Task description => Leave out every picture, and output exactly the lines from the line containing "Parse this screenshot: output" through the last line of the data.
Segment Open
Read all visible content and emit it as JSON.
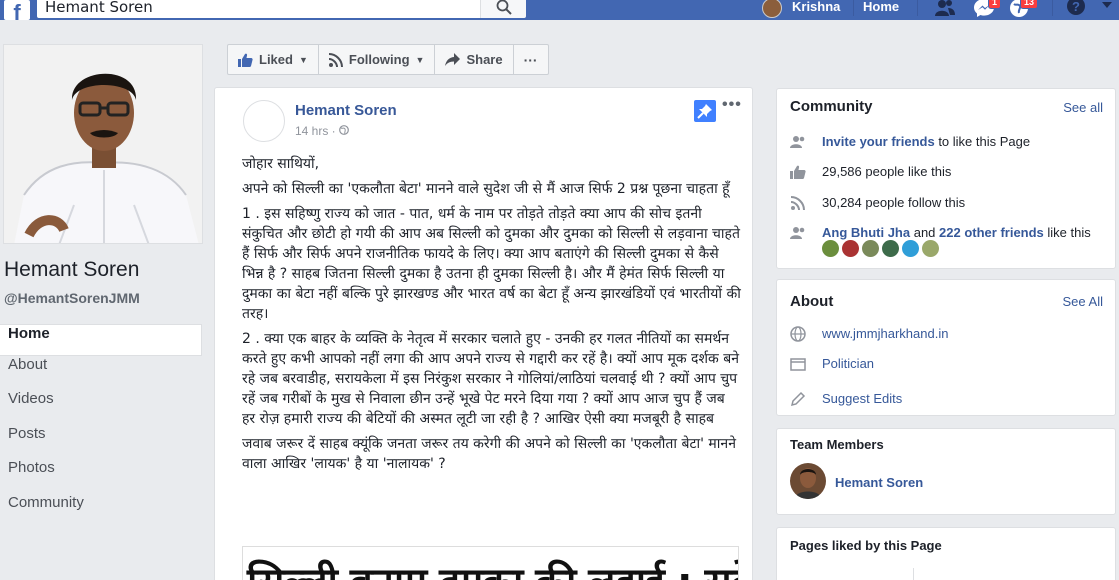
{
  "topbar": {
    "search_value": "Hemant Soren",
    "user_name": "Krishna",
    "home_label": "Home",
    "messages_badge": "1",
    "notifications_badge": "13"
  },
  "page": {
    "name": "Hemant Soren",
    "handle": "@HemantSorenJMM"
  },
  "nav": {
    "items": [
      {
        "label": "Home"
      },
      {
        "label": "About"
      },
      {
        "label": "Videos"
      },
      {
        "label": "Posts"
      },
      {
        "label": "Photos"
      },
      {
        "label": "Community"
      }
    ]
  },
  "actions": {
    "liked": "Liked",
    "following": "Following",
    "share": "Share",
    "more": "···"
  },
  "post": {
    "author": "Hemant Soren",
    "time": "14 hrs ·",
    "paragraphs": [
      "जोहार साथियों,",
      "अपने को सिल्ली का 'एकलौता बेटा' मानने वाले सुदेश जी से मैं आज सिर्फ 2 प्रश्न पूछना चाहता हूँ",
      "1 . इस सहिष्णु राज्य को जात - पात, धर्म के नाम पर तोड़ते तोड़ते क्या आप की सोच इतनी संकुचित और छोटी हो गयी की आप अब सिल्ली को दुमका और दुमका को सिल्ली से लड़वाना चाहते हैं सिर्फ और सिर्फ अपने राजनीतिक फायदे के लिए। क्या आप बताएंगे की सिल्ली दुमका से कैसे भिन्न है ? साहब जितना सिल्ली दुमका है उतना ही दुमका सिल्ली है। और मैं हेमंत सिर्फ सिल्ली या दुमका का बेटा नहीं बल्कि पुरे झारखण्ड और भारत वर्ष का बेटा हूँ अन्य झारखंडियों एवं भारतीयों की तरह।",
      "2 . क्या एक बाहर के व्यक्ति के नेतृत्व में सरकार चलाते हुए - उनकी हर गलत नीतियों का समर्थन करते हुए कभी आपको नहीं लगा की आप अपने राज्य से गद्दारी कर रहें है। क्यों आप मूक दर्शक बने रहे जब बरवाडीह, सरायकेला में इस निरंकुश सरकार ने गोलियां/लाठियां चलवाई थी ? क्यों आप चुप रहें जब गरीबों के मुख से निवाला छीन उन्हें भूखे पेट मरने दिया गया ? क्यों आप आज चुप हैं जब हर रोज़ हमारी राज्य की बेटियों की अस्मत लूटी जा रही है ? आखिर ऐसी क्या मजबूरी है साहब",
      "जवाब जरूर दें साहब क्यूंकि जनता जरूर तय करेगी की अपने को सिल्ली का 'एकलौता बेटा' मानने वाला आखिर 'लायक' है या 'नालायक' ?"
    ],
    "image_text": "सिल्ली बनाम दुमका की लड़ाई : सुदेश"
  },
  "community": {
    "title": "Community",
    "see_all": "See all",
    "invite_link": "Invite your friends",
    "invite_rest": " to like this Page",
    "likes": "29,586 people like this",
    "follows": "30,284 people follow this",
    "friend_name": "Ang Bhuti Jha",
    "friend_mid": " and ",
    "friend_others": "222 other friends",
    "friend_rest": " like this"
  },
  "about": {
    "title": "About",
    "see_all": "See All",
    "website": "www.jmmjharkhand.in",
    "category": "Politician",
    "suggest": "Suggest Edits"
  },
  "team": {
    "title": "Team Members",
    "member": "Hemant Soren"
  },
  "pages_liked": {
    "title": "Pages liked by this Page"
  },
  "colors": {
    "brand": "#4267b2",
    "link": "#365899",
    "badge": "#fa3e3e"
  }
}
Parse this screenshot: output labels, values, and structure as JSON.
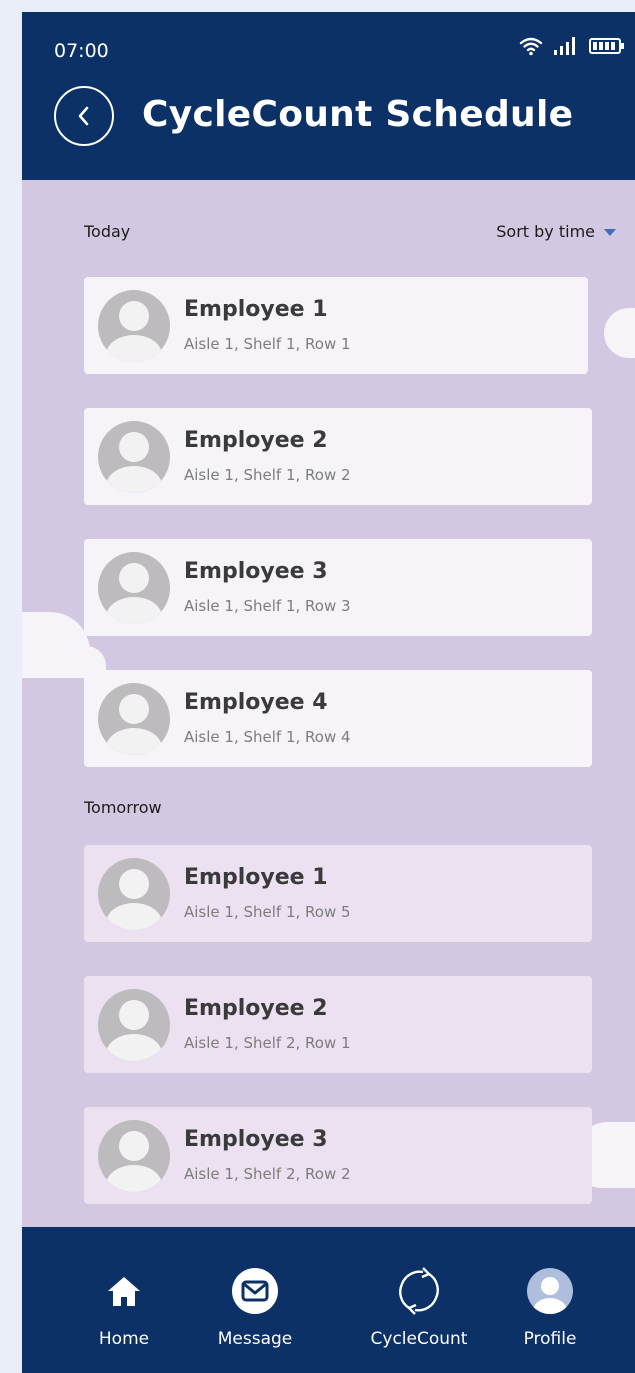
{
  "status_bar": {
    "time": "07:00"
  },
  "header": {
    "title": "CycleCount Schedule"
  },
  "sections": {
    "today_label": "Today",
    "tomorrow_label": "Tomorrow",
    "sort_label": "Sort by time"
  },
  "today": [
    {
      "name": "Employee 1",
      "location": "Aisle 1, Shelf 1, Row 1"
    },
    {
      "name": "Employee 2",
      "location": "Aisle 1, Shelf 1, Row 2"
    },
    {
      "name": "Employee 3",
      "location": "Aisle 1, Shelf 1, Row 3"
    },
    {
      "name": "Employee 4",
      "location": "Aisle 1, Shelf 1, Row 4"
    }
  ],
  "tomorrow": [
    {
      "name": "Employee 1",
      "location": "Aisle 1, Shelf 1, Row 5"
    },
    {
      "name": "Employee 2",
      "location": "Aisle 1, Shelf 2, Row 1"
    },
    {
      "name": "Employee 3",
      "location": "Aisle 1, Shelf 2, Row 2"
    }
  ],
  "nav": {
    "home": "Home",
    "message": "Message",
    "cyclecount": "CycleCount",
    "profile": "Profile"
  },
  "colors": {
    "primary": "#0c3166",
    "background": "#d2c8e2",
    "card_today": "#f6f3f9",
    "card_tomorrow": "#ebe1f0",
    "sort_arrow": "#3b6fc4"
  }
}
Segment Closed
Written answer =>
Parse this screenshot: output labels, values, and structure as JSON.
{
  "status_bar": {
    "time": "07:00"
  },
  "header": {
    "title": "CycleCount Schedule"
  },
  "sections": {
    "today_label": "Today",
    "tomorrow_label": "Tomorrow",
    "sort_label": "Sort by time"
  },
  "today": [
    {
      "name": "Employee 1",
      "location": "Aisle 1, Shelf 1, Row 1"
    },
    {
      "name": "Employee 2",
      "location": "Aisle 1, Shelf 1, Row 2"
    },
    {
      "name": "Employee 3",
      "location": "Aisle 1, Shelf 1, Row 3"
    },
    {
      "name": "Employee 4",
      "location": "Aisle 1, Shelf 1, Row 4"
    }
  ],
  "tomorrow": [
    {
      "name": "Employee 1",
      "location": "Aisle 1, Shelf 1, Row 5"
    },
    {
      "name": "Employee 2",
      "location": "Aisle 1, Shelf 2, Row 1"
    },
    {
      "name": "Employee 3",
      "location": "Aisle 1, Shelf 2, Row 2"
    }
  ],
  "nav": {
    "home": "Home",
    "message": "Message",
    "cyclecount": "CycleCount",
    "profile": "Profile"
  },
  "colors": {
    "primary": "#0c3166",
    "background": "#d2c8e2",
    "card_today": "#f6f3f9",
    "card_tomorrow": "#ebe1f0",
    "sort_arrow": "#3b6fc4"
  }
}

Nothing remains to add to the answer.